As you all know, last night’s election win by Barack Obama was truly a monumental event in our nation’s history. However, the significance of his win goes well beyond just electing an African-American to the highest office in the land. It showed that the bitter divisiveness, the us vs. them mentality of the past 8 years has come to an end.
First, I want to congratulate John McCain. He made these past couple of months a hard-fought battle that culminated with a Democratic win last night. Through his selection of Sarah Palin for VP, he did much to energize the Republican base who may not have turned out for this election. Unfortunately, he abandoned some of the good things he has worked on throughout his long career. He had been known as a maverick who wasn’t afraid to buck his party when they proposed bad legislation. John McCain showed us that he is no longer the maverick he once was when he kow-towed to the religious right and other hard-line conservatives. The American people showed him last night that they didn’t want 4 more years of failed Republican policies, but rather wanted the kind of change that Barack Obama has promised to provide.

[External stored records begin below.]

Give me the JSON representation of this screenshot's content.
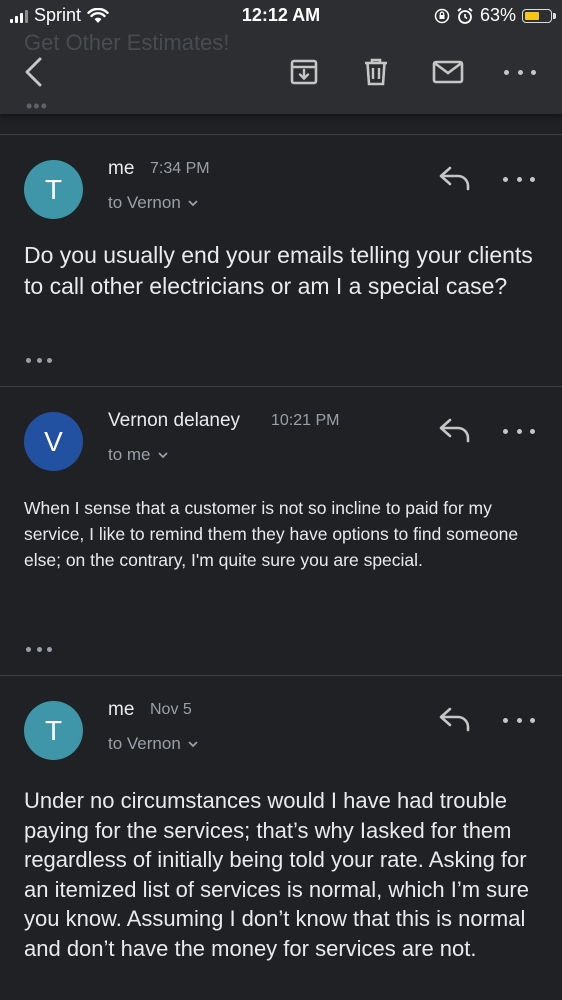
{
  "status_bar": {
    "carrier": "Sprint",
    "time": "12:12 AM",
    "battery": "63%",
    "battery_level": 0.63,
    "icons": [
      "signal-icon",
      "wifi-icon",
      "orientation-lock-icon",
      "alarm-icon",
      "battery-icon"
    ]
  },
  "toolbar": {
    "subject_ghost": "Get Other Estimates!",
    "actions": [
      "back-icon",
      "archive-icon",
      "delete-icon",
      "mail-icon",
      "more-icon"
    ]
  },
  "messages": [
    {
      "avatar_letter": "T",
      "avatar_color": "#3e96a8",
      "sender": "me",
      "time": "7:34 PM",
      "recipient": "to Vernon",
      "body": "Do you usually end your emails telling your clients to call other electricians or am I a special case?"
    },
    {
      "avatar_letter": "V",
      "avatar_color": "#2351a1",
      "sender": "Vernon delaney",
      "time": "10:21 PM",
      "recipient": "to me",
      "body": "When I sense that a customer is not so incline to paid for my service, I like to remind them they have options to find someone else; on the contrary, I'm quite sure you are special."
    },
    {
      "avatar_letter": "T",
      "avatar_color": "#3e96a8",
      "sender": "me",
      "time": "Nov 5",
      "recipient": "to Vernon",
      "body": "Under no circumstances would I have had trouble paying for the services; that’s why Iasked for them regardless of initially being told your rate. Asking for an itemized list of services is normal, which I’m sure you know. Assuming I don’t know that this is normal and don’t have the money for services are not."
    }
  ]
}
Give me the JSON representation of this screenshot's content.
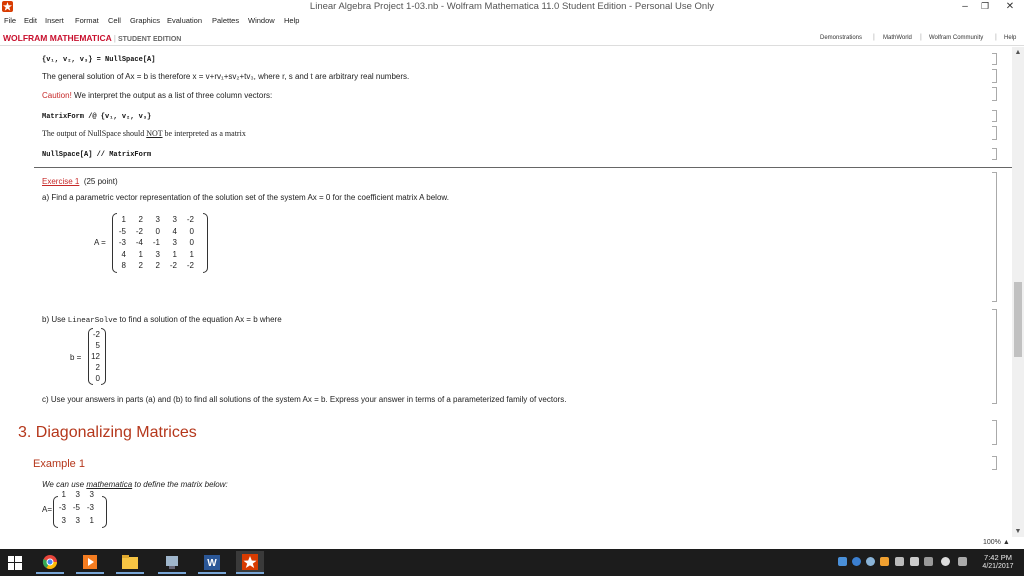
{
  "window": {
    "title": "Linear Algebra Project 1-03.nb - Wolfram Mathematica 11.0 Student Edition - Personal Use Only",
    "min_label": "–",
    "max_label": "❐",
    "close_label": "✕"
  },
  "menu": [
    "File",
    "Edit",
    "Insert",
    "Format",
    "Cell",
    "Graphics",
    "Evaluation",
    "Palettes",
    "Window",
    "Help"
  ],
  "brand": {
    "primary": "WOLFRAM MATHEMATICA",
    "secondary": "STUDENT EDITION"
  },
  "toplinks": [
    "Demonstrations",
    "MathWorld",
    "Wolfram Community",
    "Help"
  ],
  "cells": {
    "code1": "{v₁, v₂, v₃} = NullSpace[A]",
    "text1": "The general solution of Ax = b is therefore x = v+rv₁+sv₂+tv₃, where r, s and t are arbitrary real numbers.",
    "caution": "Caution!",
    "caution_rest": "We interpret the output as a list of three column vectors:",
    "code2": "MatrixForm /@ {v₁, v₂, v₃}",
    "text2_a": "The output of NullSpace should",
    "text2_not": "NOT",
    "text2_b": "be interpreted as a matrix",
    "code3": "NullSpace[A] // MatrixForm"
  },
  "exercise": {
    "link": "Exercise 1",
    "points": "(25 point)",
    "part_a": "a)  Find a parametric vector representation of the solution set of the system Ax = 0 for the coefficient matrix A below.",
    "matrix_label": "A =",
    "matrix_A": [
      [
        "1",
        "2",
        "3",
        "3",
        "-2"
      ],
      [
        "-5",
        "-2",
        "0",
        "4",
        "0"
      ],
      [
        "-3",
        "-4",
        "-1",
        "3",
        "0"
      ],
      [
        "4",
        "1",
        "3",
        "1",
        "1"
      ],
      [
        "8",
        "2",
        "2",
        "-2",
        "-2"
      ]
    ],
    "part_b_pre": "b)  Use",
    "part_b_code": "LinearSolve",
    "part_b_post": "to find a solution of the equation Ax = b where",
    "vector_label": "b =",
    "vector_b": [
      "-2",
      "5",
      "12",
      "2",
      "0"
    ],
    "part_c": "c)  Use your answers in parts (a) and (b) to find all solutions of the system Ax = b.  Express your answer in terms of a parameterized family of vectors."
  },
  "section": {
    "title": "3.  Diagonalizing Matrices",
    "example": "Example 1",
    "example_text_pre": "We can use",
    "example_link": "mathematica",
    "example_text_post": "to define the matrix below:",
    "matrix_label": "A=",
    "matrix": [
      [
        "1",
        "3",
        "3"
      ],
      [
        "-3",
        "-5",
        "-3"
      ],
      [
        "3",
        "3",
        "1"
      ]
    ]
  },
  "status": {
    "zoom": "100%"
  },
  "taskbar": {
    "time": "7:42 PM",
    "date": "4/21/2017"
  }
}
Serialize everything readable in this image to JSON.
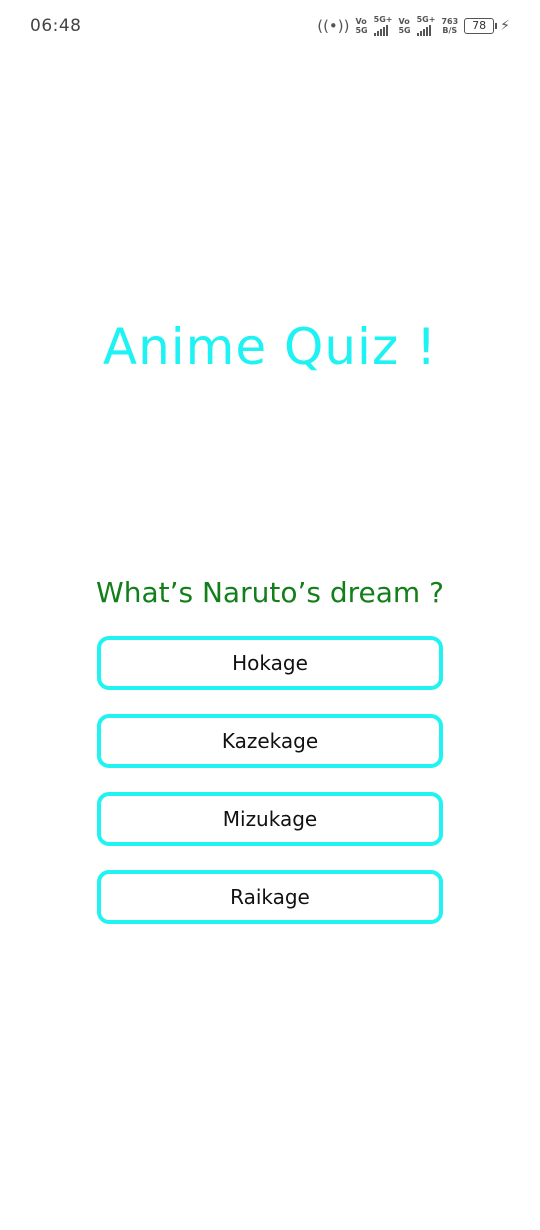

These past 8 years, specifically the 2006 mid-term elections, have made me skeptical of any politician offering up change as part of their platform. Back then I thought that by electing a Democratic majority to Congress would finally get accomplished some of the most important things we wanted. However, 2 years later and we’re still not out of Iraq, and jobs are being cut across the country. The economy is in shambles and it’s going to take bi-partisan support to put it back together again. Good people are losing their homes as a result of the housing crisis. These are all things that need to be top priorities for President-elect Obama.
Personally, I want to see Obama be the uniter that George Bush, despite his promises, never was. I also want to applaud him for taking the high road despite being called a Socialist, a terrorist, a Muslim, and many other things throughout this campaign, both in public and private. And I ‘m proud of him for quickly and decisively addressing the negative things said about him personally or his policies.
But make no mistake, Obama has a tough, uphill climb ahead of him regardless of the Congressional gains we saw last night. His choices for Cabinet-level positions will truly be telling in whether he will be able to accomplish the change he promised. On January 20, 2009, we will see how much he can get done. But it is imperative that our elected representatives and we as citizens, both Republicans and Democrats, come together to realize the change this country so desperately needs. Now the real work begins.